[Start of section]
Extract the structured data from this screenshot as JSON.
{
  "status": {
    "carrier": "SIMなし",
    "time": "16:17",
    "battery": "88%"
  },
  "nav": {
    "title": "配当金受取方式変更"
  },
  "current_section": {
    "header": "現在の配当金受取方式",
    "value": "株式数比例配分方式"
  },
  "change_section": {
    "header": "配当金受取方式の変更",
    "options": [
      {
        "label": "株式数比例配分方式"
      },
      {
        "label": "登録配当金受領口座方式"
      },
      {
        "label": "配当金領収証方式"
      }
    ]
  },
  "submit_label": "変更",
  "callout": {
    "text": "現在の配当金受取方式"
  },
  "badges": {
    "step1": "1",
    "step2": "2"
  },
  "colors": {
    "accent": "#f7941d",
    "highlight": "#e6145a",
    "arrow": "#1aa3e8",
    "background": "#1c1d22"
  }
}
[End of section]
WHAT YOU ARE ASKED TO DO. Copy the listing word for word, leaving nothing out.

TASK ANSWER.
Extract the structured data from this screenshot as JSON.
{
  "status": {
    "carrier": "SIMなし",
    "time": "16:17",
    "battery": "88%"
  },
  "nav": {
    "title": "配当金受取方式変更"
  },
  "current_section": {
    "header": "現在の配当金受取方式",
    "value": "株式数比例配分方式"
  },
  "change_section": {
    "header": "配当金受取方式の変更",
    "options": [
      {
        "label": "株式数比例配分方式"
      },
      {
        "label": "登録配当金受領口座方式"
      },
      {
        "label": "配当金領収証方式"
      }
    ]
  },
  "submit_label": "変更",
  "callout": {
    "text": "現在の配当金受取方式"
  },
  "badges": {
    "step1": "1",
    "step2": "2"
  },
  "colors": {
    "accent": "#f7941d",
    "highlight": "#e6145a",
    "arrow": "#1aa3e8",
    "background": "#1c1d22"
  }
}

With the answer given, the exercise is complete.